Can the extra pack also handle fast charging? What’s the life expectancy? Very, very little information to go on!

Really cool. Longer range is much needed! I would use the longer range every day. More weight doesn’t lower the range as much as one would think since the major resistance is the drag from wind when driving at high speed.

Today i get a bit more than 60 miles from one charge. Less than that is actually hard to get if you’re not driving like crazy. With this I’d get 120 decent miles. Then i could drive for two hours without stopping and almost between any Chademo charger in Sweden.

The 200mile cars later on will probably get you around 120 miles irl anyway.

To buy a used Nissan leaf is 10000 bucks and this is an additional 6500 which is a bargin for 120mile irl range.

With the extra battery it will just end up with 100 miles range since they will degrade so quickly… LOL.
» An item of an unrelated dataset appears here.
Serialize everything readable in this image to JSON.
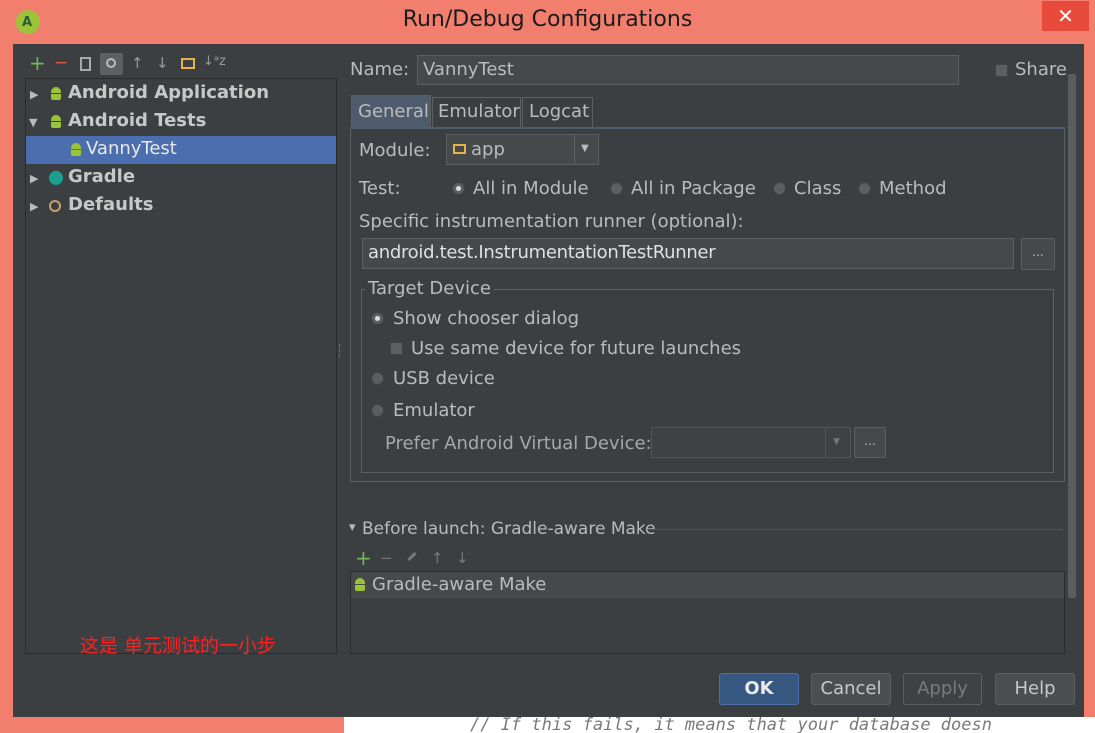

With the extra weight, now the LEAF will be slower than a school bus.

You spread lies over lies.

So, it is the truth then.

Fact: LEAF are slow. 0-60mph in about 10 seconds.

Now, with extra battery weight, it will be even slower.

Fact: 2011/2012 LEAF are known to degrade in heat with their battery.

Extra battery will help with that by adding more weight.

Maybe the famous Steve Marsh should get this option then…

We are developing an auxiliary 18kWh and 36kWh battery for the 2012-2014 Toyota RAV4 EV.

With dual JdeMOs, the car will change at up to 250 amps (from two existing side-by-side CHAdeMO stations), which is a peak of about 90kW.

Total battery capacity will be 45 + 18 + 18 = 81kWh total, or about 70kWh usable. At 3 miles per kWh (333 wattHours per mile), range would be over 200 miles.

Thanks Tony for injecting some sanity into this thread. EVs are robust vehicles and can be expected to last decades with proper care but the batteries are a weak point. It’s going to take people like you to make sure that not only do these EVs stay on the road but that the performance of these first generation EVs continues to improve during their lifetimes.

I get that there is nothing happening with EVs for at least a year, but this post is pretty sad. The picture is of a plug-in Prius conversion, not a Leaf. If they had done Leaf, there would be a picture.

Could they do it? Even I could add second Leaf pack to a Leaf, in parallel. This isn’t nearly as hard as a DIY ICE-to-EV conversion. Why bother when you will be able to get a factory job with a tax credit, and a warranty in two years? Putting a Leaf drivetrain into a Miata would be a much more interesting project.

I’d like to see a similar setup for 1st gen Volts to get 75 miles EV range or so!

I think another avenue that is worth exploring is replacing the cells in the current Leafs with a higher capacity, say 2 KwH cells instead of the 1. If not this year then perhaps in next 3-5 years.. then maybe Leafs will get the dreamed of battery upgrade rather than the supplemented battery pack talked about in the article above. maybe Hybrid Industries could try tghis one day.. food for thought